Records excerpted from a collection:

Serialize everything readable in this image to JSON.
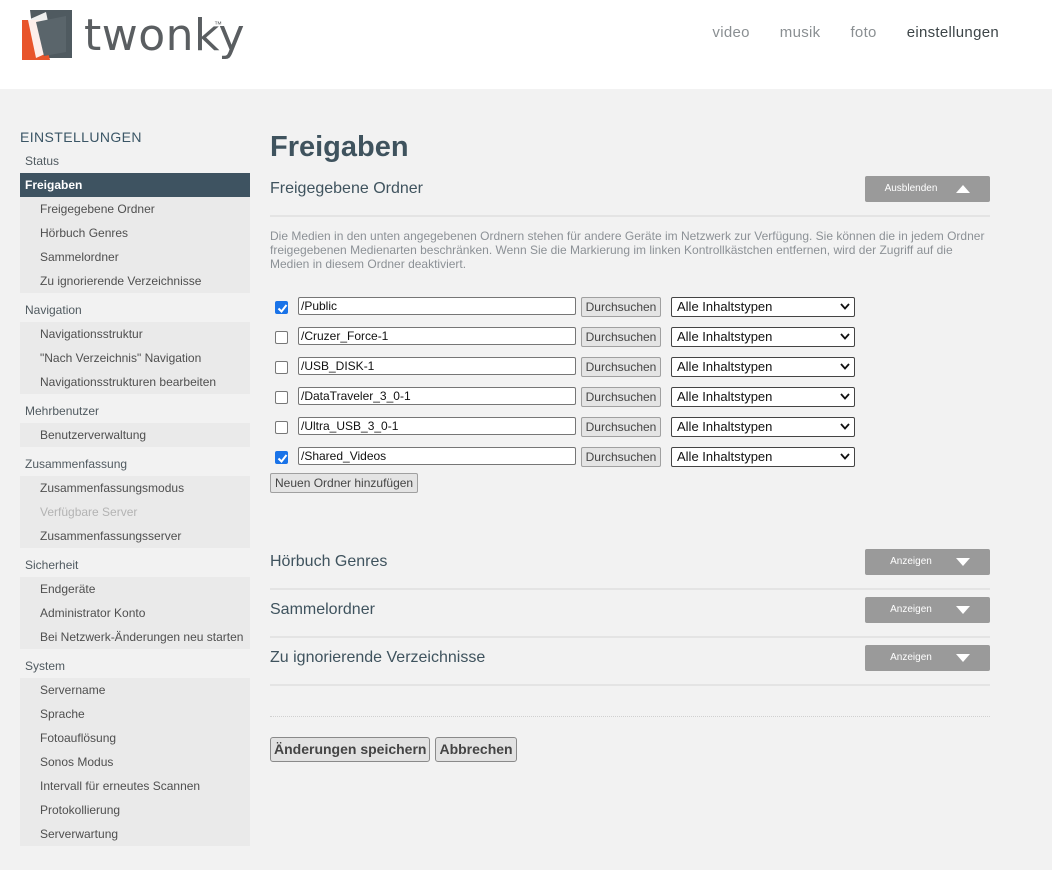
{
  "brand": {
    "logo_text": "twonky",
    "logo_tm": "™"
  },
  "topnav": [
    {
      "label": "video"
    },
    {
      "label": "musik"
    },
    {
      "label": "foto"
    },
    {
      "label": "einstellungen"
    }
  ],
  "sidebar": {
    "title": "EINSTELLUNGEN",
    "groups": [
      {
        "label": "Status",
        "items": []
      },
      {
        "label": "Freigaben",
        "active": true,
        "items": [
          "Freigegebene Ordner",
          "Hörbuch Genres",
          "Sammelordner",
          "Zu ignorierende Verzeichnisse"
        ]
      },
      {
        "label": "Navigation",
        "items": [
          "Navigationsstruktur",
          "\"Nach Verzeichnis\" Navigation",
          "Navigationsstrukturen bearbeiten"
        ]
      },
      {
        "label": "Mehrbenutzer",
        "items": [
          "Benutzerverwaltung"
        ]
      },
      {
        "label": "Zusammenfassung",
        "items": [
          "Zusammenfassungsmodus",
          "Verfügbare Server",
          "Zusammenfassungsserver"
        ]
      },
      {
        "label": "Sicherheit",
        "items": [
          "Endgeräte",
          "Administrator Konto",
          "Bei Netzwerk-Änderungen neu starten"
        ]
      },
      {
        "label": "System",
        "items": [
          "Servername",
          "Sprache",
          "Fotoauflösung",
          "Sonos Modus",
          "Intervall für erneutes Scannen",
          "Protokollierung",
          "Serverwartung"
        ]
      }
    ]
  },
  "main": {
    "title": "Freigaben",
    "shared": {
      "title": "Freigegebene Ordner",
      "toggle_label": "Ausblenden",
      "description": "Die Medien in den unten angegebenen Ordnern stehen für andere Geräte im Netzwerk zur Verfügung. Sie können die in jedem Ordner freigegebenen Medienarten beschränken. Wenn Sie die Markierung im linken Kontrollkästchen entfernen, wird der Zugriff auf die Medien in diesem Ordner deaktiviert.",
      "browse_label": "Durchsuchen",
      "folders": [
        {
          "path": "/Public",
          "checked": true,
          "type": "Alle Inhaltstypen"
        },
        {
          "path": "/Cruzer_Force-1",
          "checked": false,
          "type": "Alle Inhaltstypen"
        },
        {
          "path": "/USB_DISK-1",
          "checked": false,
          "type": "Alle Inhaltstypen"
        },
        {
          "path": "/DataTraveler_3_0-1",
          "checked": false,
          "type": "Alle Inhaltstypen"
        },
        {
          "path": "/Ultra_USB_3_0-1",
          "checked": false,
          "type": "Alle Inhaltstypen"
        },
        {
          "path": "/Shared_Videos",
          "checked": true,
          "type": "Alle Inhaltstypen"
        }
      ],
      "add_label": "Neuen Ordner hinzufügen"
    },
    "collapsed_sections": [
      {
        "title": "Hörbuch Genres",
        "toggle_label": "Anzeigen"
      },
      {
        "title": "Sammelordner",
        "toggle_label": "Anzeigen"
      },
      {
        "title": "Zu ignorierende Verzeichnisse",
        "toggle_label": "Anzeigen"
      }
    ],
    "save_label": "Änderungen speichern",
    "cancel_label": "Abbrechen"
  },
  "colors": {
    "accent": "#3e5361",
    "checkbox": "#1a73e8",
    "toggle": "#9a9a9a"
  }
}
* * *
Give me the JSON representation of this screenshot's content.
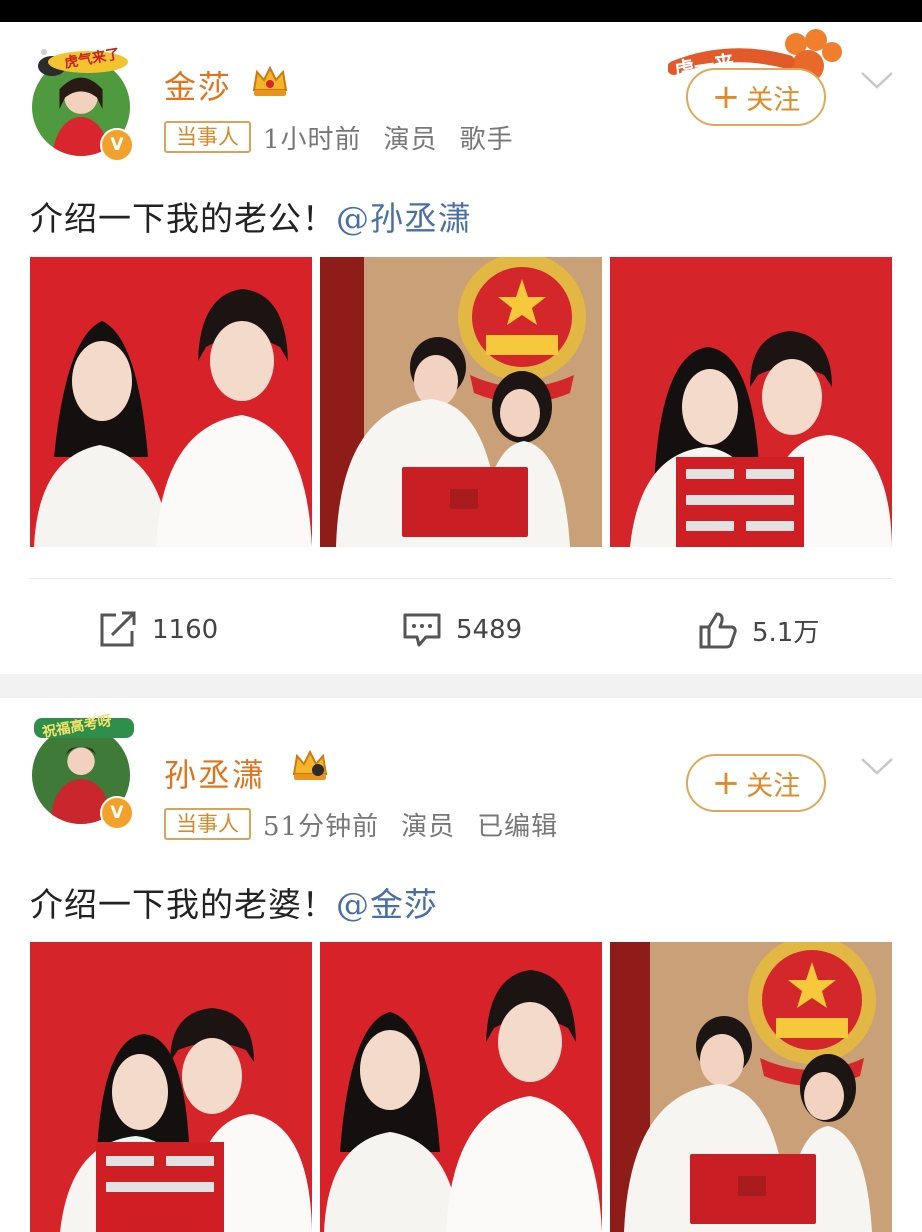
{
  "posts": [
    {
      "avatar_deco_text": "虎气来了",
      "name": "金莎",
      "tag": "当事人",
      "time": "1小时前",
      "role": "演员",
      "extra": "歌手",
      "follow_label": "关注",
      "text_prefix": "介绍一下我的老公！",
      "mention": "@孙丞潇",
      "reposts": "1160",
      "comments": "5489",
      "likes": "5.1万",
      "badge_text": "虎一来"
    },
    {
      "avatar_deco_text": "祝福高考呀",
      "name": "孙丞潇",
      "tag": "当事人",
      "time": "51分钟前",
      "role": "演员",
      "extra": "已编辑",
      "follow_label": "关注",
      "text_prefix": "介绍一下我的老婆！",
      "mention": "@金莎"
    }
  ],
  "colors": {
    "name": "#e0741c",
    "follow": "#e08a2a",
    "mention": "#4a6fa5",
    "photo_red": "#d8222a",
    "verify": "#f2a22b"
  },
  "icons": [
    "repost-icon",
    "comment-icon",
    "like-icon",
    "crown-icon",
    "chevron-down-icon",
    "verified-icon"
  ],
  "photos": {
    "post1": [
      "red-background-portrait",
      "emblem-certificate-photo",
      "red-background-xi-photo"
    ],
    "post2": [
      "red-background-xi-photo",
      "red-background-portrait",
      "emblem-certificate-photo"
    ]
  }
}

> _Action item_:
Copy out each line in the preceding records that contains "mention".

> _Response below_:
      "mention": "@孙丞潇",
      "mention": "@金莎"
    "mention": "#4a6fa5",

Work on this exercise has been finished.